(Data about app and page elements)

********************

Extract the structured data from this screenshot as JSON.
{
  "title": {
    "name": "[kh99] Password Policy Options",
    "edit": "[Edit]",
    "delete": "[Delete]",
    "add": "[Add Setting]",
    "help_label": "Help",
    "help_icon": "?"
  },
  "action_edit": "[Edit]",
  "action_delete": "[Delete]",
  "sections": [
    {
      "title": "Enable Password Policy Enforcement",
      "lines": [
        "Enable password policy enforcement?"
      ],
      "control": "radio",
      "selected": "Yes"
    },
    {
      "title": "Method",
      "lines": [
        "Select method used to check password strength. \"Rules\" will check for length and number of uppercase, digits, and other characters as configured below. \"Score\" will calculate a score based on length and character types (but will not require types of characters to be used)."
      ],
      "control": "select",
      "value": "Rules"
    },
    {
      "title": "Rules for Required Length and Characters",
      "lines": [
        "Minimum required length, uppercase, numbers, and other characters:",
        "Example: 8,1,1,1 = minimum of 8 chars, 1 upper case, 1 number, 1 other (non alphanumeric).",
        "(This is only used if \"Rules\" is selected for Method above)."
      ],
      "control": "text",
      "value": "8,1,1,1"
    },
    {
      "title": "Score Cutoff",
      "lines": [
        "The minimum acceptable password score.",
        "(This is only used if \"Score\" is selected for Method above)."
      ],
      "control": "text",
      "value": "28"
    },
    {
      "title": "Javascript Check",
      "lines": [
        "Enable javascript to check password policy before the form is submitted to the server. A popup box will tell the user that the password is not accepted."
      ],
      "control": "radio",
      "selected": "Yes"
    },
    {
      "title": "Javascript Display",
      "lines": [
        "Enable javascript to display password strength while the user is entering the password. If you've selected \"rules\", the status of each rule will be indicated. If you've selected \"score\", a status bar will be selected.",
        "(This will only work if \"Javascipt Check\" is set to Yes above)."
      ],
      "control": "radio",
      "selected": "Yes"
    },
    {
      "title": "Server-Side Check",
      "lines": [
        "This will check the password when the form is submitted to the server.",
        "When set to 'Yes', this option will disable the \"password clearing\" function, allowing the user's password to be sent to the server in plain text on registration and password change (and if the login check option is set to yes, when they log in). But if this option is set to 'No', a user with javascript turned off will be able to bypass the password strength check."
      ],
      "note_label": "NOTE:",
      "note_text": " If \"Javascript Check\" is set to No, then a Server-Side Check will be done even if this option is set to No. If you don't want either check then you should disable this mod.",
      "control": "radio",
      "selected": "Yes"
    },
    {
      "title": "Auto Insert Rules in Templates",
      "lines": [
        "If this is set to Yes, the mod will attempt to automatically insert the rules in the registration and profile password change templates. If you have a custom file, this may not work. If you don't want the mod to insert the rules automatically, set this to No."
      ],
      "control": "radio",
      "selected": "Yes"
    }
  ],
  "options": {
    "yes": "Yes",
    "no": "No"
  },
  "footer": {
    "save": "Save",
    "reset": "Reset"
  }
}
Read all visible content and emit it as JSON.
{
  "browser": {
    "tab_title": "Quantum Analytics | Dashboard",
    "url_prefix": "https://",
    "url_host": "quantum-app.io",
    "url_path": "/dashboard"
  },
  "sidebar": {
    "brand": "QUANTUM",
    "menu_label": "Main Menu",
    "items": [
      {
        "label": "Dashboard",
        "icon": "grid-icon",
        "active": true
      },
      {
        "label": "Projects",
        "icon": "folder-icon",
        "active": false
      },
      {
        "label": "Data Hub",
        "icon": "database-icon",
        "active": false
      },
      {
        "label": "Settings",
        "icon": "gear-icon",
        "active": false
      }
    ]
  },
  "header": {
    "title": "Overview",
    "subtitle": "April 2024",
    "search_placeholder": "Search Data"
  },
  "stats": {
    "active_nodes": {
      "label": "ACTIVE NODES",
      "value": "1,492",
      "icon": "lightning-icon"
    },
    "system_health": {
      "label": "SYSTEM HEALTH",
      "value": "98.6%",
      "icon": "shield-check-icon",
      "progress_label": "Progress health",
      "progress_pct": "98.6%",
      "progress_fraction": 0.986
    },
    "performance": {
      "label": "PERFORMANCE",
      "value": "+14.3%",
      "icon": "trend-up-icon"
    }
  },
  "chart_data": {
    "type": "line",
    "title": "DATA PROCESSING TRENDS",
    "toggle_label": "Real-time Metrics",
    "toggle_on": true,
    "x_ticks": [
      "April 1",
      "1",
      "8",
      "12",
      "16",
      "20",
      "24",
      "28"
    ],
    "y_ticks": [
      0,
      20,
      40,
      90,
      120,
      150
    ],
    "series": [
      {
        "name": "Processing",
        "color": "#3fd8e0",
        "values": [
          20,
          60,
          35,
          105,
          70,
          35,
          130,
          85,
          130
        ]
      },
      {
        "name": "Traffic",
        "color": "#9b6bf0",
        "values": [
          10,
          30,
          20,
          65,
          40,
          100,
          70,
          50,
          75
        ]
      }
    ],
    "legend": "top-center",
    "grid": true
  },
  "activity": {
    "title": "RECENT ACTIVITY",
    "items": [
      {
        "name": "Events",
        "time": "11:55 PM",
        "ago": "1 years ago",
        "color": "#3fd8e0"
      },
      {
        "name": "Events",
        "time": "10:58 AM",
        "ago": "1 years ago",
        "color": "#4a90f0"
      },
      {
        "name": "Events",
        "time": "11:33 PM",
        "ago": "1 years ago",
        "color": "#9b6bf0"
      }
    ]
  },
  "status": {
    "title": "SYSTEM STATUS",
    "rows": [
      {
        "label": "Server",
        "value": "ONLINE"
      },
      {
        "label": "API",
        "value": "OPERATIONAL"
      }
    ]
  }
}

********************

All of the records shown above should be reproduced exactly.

Extract the structured data from this screenshot as JSON.
{
  "title": {
    "name": "[kh99] Password Policy Options",
    "edit": "[Edit]",
    "delete": "[Delete]",
    "add": "[Add Setting]",
    "help_label": "Help",
    "help_icon": "?"
  },
  "action_edit": "[Edit]",
  "action_delete": "[Delete]",
  "sections": [
    {
      "title": "Enable Password Policy Enforcement",
      "lines": [
        "Enable password policy enforcement?"
      ],
      "control": "radio",
      "selected": "Yes"
    },
    {
      "title": "Method",
      "lines": [
        "Select method used to check password strength. \"Rules\" will check for length and number of uppercase, digits, and other characters as configured below. \"Score\" will calculate a score based on length and character types (but will not require types of characters to be used)."
      ],
      "control": "select",
      "value": "Rules"
    },
    {
      "title": "Rules for Required Length and Characters",
      "lines": [
        "Minimum required length, uppercase, numbers, and other characters:",
        "Example: 8,1,1,1 = minimum of 8 chars, 1 upper case, 1 number, 1 other (non alphanumeric).",
        "(This is only used if \"Rules\" is selected for Method above)."
      ],
      "control": "text",
      "value": "8,1,1,1"
    },
    {
      "title": "Score Cutoff",
      "lines": [
        "The minimum acceptable password score.",
        "(This is only used if \"Score\" is selected for Method above)."
      ],
      "control": "text",
      "value": "28"
    },
    {
      "title": "Javascript Check",
      "lines": [
        "Enable javascript to check password policy before the form is submitted to the server. A popup box will tell the user that the password is not accepted."
      ],
      "control": "radio",
      "selected": "Yes"
    },
    {
      "title": "Javascript Display",
      "lines": [
        "Enable javascript to display password strength while the user is entering the password. If you've selected \"rules\", the status of each rule will be indicated. If you've selected \"score\", a status bar will be selected.",
        "(This will only work if \"Javascipt Check\" is set to Yes above)."
      ],
      "control": "radio",
      "selected": "Yes"
    },
    {
      "title": "Server-Side Check",
      "lines": [
        "This will check the password when the form is submitted to the server.",
        "When set to 'Yes', this option will disable the \"password clearing\" function, allowing the user's password to be sent to the server in plain text on registration and password change (and if the login check option is set to yes, when they log in). But if this option is set to 'No', a user with javascript turned off will be able to bypass the password strength check."
      ],
      "note_label": "NOTE:",
      "note_text": " If \"Javascript Check\" is set to No, then a Server-Side Check will be done even if this option is set to No. If you don't want either check then you should disable this mod.",
      "control": "radio",
      "selected": "Yes"
    },
    {
      "title": "Auto Insert Rules in Templates",
      "lines": [
        "If this is set to Yes, the mod will attempt to automatically insert the rules in the registration and profile password change templates. If you have a custom file, this may not work. If you don't want the mod to insert the rules automatically, set this to No."
      ],
      "control": "radio",
      "selected": "Yes"
    }
  ],
  "options": {
    "yes": "Yes",
    "no": "No"
  },
  "footer": {
    "save": "Save",
    "reset": "Reset"
  }
}
Read all visible content and emit it as JSON.
{
  "browser": {
    "tab_title": "Quantum Analytics | Dashboard",
    "url_prefix": "https://",
    "url_host": "quantum-app.io",
    "url_path": "/dashboard"
  },
  "sidebar": {
    "brand": "QUANTUM",
    "menu_label": "Main Menu",
    "items": [
      {
        "label": "Dashboard",
        "icon": "grid-icon",
        "active": true
      },
      {
        "label": "Projects",
        "icon": "folder-icon",
        "active": false
      },
      {
        "label": "Data Hub",
        "icon": "database-icon",
        "active": false
      },
      {
        "label": "Settings",
        "icon": "gear-icon",
        "active": false
      }
    ]
  },
  "header": {
    "title": "Overview",
    "subtitle": "April 2024",
    "search_placeholder": "Search Data"
  },
  "stats": {
    "active_nodes": {
      "label": "ACTIVE NODES",
      "value": "1,492",
      "icon": "lightning-icon"
    },
    "system_health": {
      "label": "SYSTEM HEALTH",
      "value": "98.6%",
      "icon": "shield-check-icon",
      "progress_label": "Progress health",
      "progress_pct": "98.6%",
      "progress_fraction": 0.986
    },
    "performance": {
      "label": "PERFORMANCE",
      "value": "+14.3%",
      "icon": "trend-up-icon"
    }
  },
  "chart_data": {
    "type": "line",
    "title": "DATA PROCESSING TRENDS",
    "toggle_label": "Real-time Metrics",
    "toggle_on": true,
    "x_ticks": [
      "April 1",
      "1",
      "8",
      "12",
      "16",
      "20",
      "24",
      "28"
    ],
    "y_ticks": [
      0,
      20,
      40,
      90,
      120,
      150
    ],
    "series": [
      {
        "name": "Processing",
        "color": "#3fd8e0",
        "values": [
          20,
          60,
          35,
          105,
          70,
          35,
          130,
          85,
          130
        ]
      },
      {
        "name": "Traffic",
        "color": "#9b6bf0",
        "values": [
          10,
          30,
          20,
          65,
          40,
          100,
          70,
          50,
          75
        ]
      }
    ],
    "legend": "top-center",
    "grid": true
  },
  "activity": {
    "title": "RECENT ACTIVITY",
    "items": [
      {
        "name": "Events",
        "time": "11:55 PM",
        "ago": "1 years ago",
        "color": "#3fd8e0"
      },
      {
        "name": "Events",
        "time": "10:58 AM",
        "ago": "1 years ago",
        "color": "#4a90f0"
      },
      {
        "name": "Events",
        "time": "11:33 PM",
        "ago": "1 years ago",
        "color": "#9b6bf0"
      }
    ]
  },
  "status": {
    "title": "SYSTEM STATUS",
    "rows": [
      {
        "label": "Server",
        "value": "ONLINE"
      },
      {
        "label": "API",
        "value": "OPERATIONAL"
      }
    ]
  }
}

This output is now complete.